On the one hand, the warning in the memo was very good advice, the lawyer noted. Sexual harassment law is subject to wide interpretation.

On the other hand, the good advice is most probably a violation of the First Amendment.

Reminds me of the guy who longed to meet a one-armed economist, the type who could never say "but on the other hand."

One worker put it plainly and well: "The bottom line is say what you will, but be prepared to be responsible for what you say. Common sense must prevail here. Sexual harassment cannot be tolerated in the workplace. However, the right to free speech must be balanced with the right to have a workplace that is free from harassment. Sometimes, this is a precarious balancing act. Our harassment laws are still evolving," the Citifare worker noted.

Got a hunch video stores are quite busy this weekend.

CURL UP WITH A GOOD BOOK. Now that follytix is over for at least a few moments, we can get back to the really important stuff, like great books, music and film. I have been receiving outstanding suggestions since the September series and am getting ready to expand our literary lists. Send your recommendations, keeping in mind that we are working for a high school freshman who has opted for home education.

The Starr Report has not been nominated.

Be well. Raise hell. | C.O.P. | Sen. Joe Neal
Guinn Watch | Deciding Factors
| BallotBoxing.US
Barbwire Oilogopoly Archive



© 1988-2004 Andrew Barbano
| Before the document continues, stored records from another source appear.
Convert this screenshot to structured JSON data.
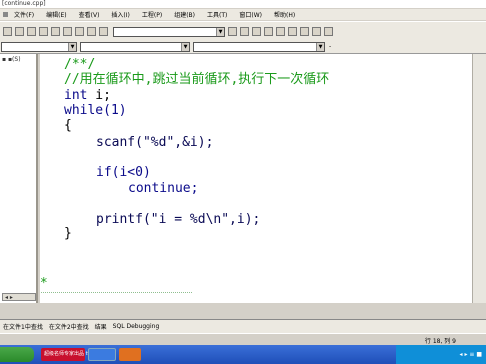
{
  "window": {
    "title": "[continue.cpp]"
  },
  "menu": {
    "items": [
      "文件(F)",
      "编辑(E)",
      "查看(V)",
      "插入(I)",
      "工程(P)",
      "组建(B)",
      "工具(T)",
      "窗口(W)",
      "帮助(H)"
    ]
  },
  "toolbar": {
    "minus_label": "-"
  },
  "leftpane": {
    "header": "▪ ▪(S)",
    "tab_label": "◂ ▸"
  },
  "code": {
    "l1": "/**/",
    "l2": "//用在循环中,跳过当前循环,执行下一次循环",
    "l3_kw": "int",
    "l3_rest": " i;",
    "l4": "while(1)",
    "l5": "{",
    "l6": "scanf(\"%d\",&i);",
    "l7": "if(i<0)",
    "l8": "continue;",
    "l9": "printf(\"i = %d\\n\",i);",
    "l10": "}",
    "l11": "/*"
  },
  "output_tabs": [
    "在文件1中查找",
    "在文件2中查找",
    "结果",
    "SQL Debugging"
  ],
  "statusbar": {
    "position": "行 18, 列 9"
  },
  "taskbar": {
    "buttons": [
      "超级名师专家出品 ttcsoft.com",
      "",
      ""
    ],
    "tray": "◂ ▸ ≡ ■"
  },
  "colors": {
    "comment": "#1a9a1a",
    "keyword": "#0a0a8a",
    "taskbar": "#2456c4"
  }
}
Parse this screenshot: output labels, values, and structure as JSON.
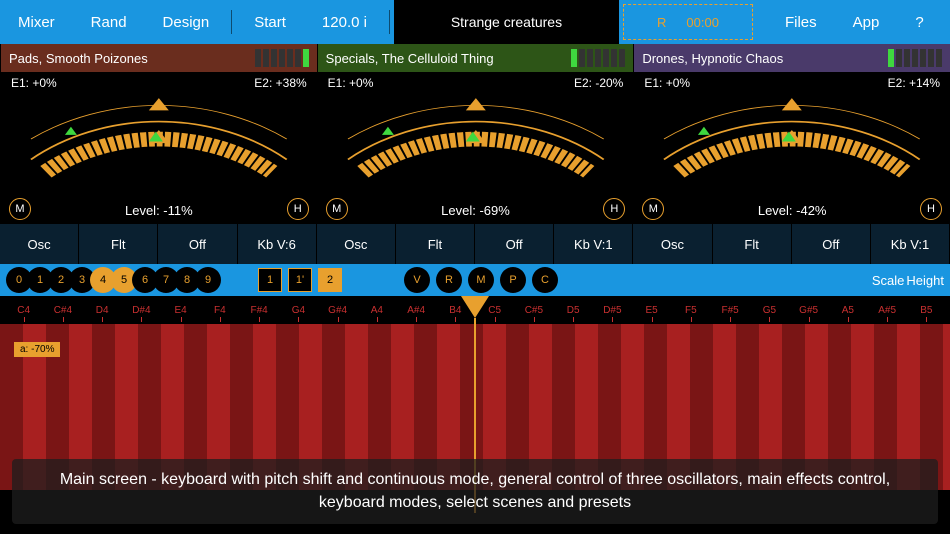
{
  "topbar": {
    "mixer": "Mixer",
    "rand": "Rand",
    "design": "Design",
    "start": "Start",
    "tempo": "120.0 i",
    "patch": "Strange creatures",
    "rec": "R",
    "time": "00:00",
    "files": "Files",
    "app": "App",
    "help": "?"
  },
  "osc": [
    {
      "title": "Pads, Smooth Poizones",
      "e1": "E1: +0%",
      "e2": "E2: +38%",
      "level": "Level: -11%",
      "meter": [
        0,
        0,
        0,
        0,
        0,
        0,
        1
      ]
    },
    {
      "title": "Specials, The Celluloid Thing",
      "e1": "E1: +0%",
      "e2": "E2: -20%",
      "level": "Level: -69%",
      "meter": [
        1,
        0,
        0,
        0,
        0,
        0,
        0
      ]
    },
    {
      "title": "Drones, Hypnotic Chaos",
      "e1": "E1: +0%",
      "e2": "E2: +14%",
      "level": "Level: -42%",
      "meter": [
        1,
        0,
        0,
        0,
        0,
        0,
        0
      ]
    }
  ],
  "sub": {
    "osc": "Osc",
    "flt": "Flt",
    "off": "Off",
    "kb": [
      "Kb V:6",
      "Kb V:1",
      "Kb V:1"
    ]
  },
  "dots": [
    "0",
    "1",
    "2",
    "3",
    "4",
    "5",
    "6",
    "7",
    "8",
    "9"
  ],
  "dotsOn": [
    4,
    5
  ],
  "nums": [
    "1",
    "1'",
    "2"
  ],
  "numOn": 2,
  "rounds": [
    "V",
    "R",
    "M",
    "P",
    "C"
  ],
  "scale": "Scale",
  "height": "Height",
  "notes": [
    "C4",
    "C#4",
    "D4",
    "D#4",
    "E4",
    "F4",
    "F#4",
    "G4",
    "G#4",
    "A4",
    "A#4",
    "B4",
    "C5",
    "C#5",
    "D5",
    "D#5",
    "E5",
    "F5",
    "F#5",
    "G5",
    "G#5",
    "A5",
    "A#5",
    "B5"
  ],
  "badge": "a: -70%",
  "mh": {
    "m": "M",
    "h": "H"
  },
  "caption": "Main screen - keyboard with pitch shift and continuous mode, general control of three oscillators, main effects control, keyboard modes, select scenes and presets"
}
Andrew Barbano is a member of CWA Local 9413. He is a Reno-based syndicated columnist, a 30-year Nevadan, editor of U-News and was campaign manager for Democratic gubernatorial candidate State Senator Joe Neal.
Barbwire by Barbano has originated in the Daily Sparks Tribune since 1988.


This site created and maintained by Deciding Factors
We welcome your comments and suggestions.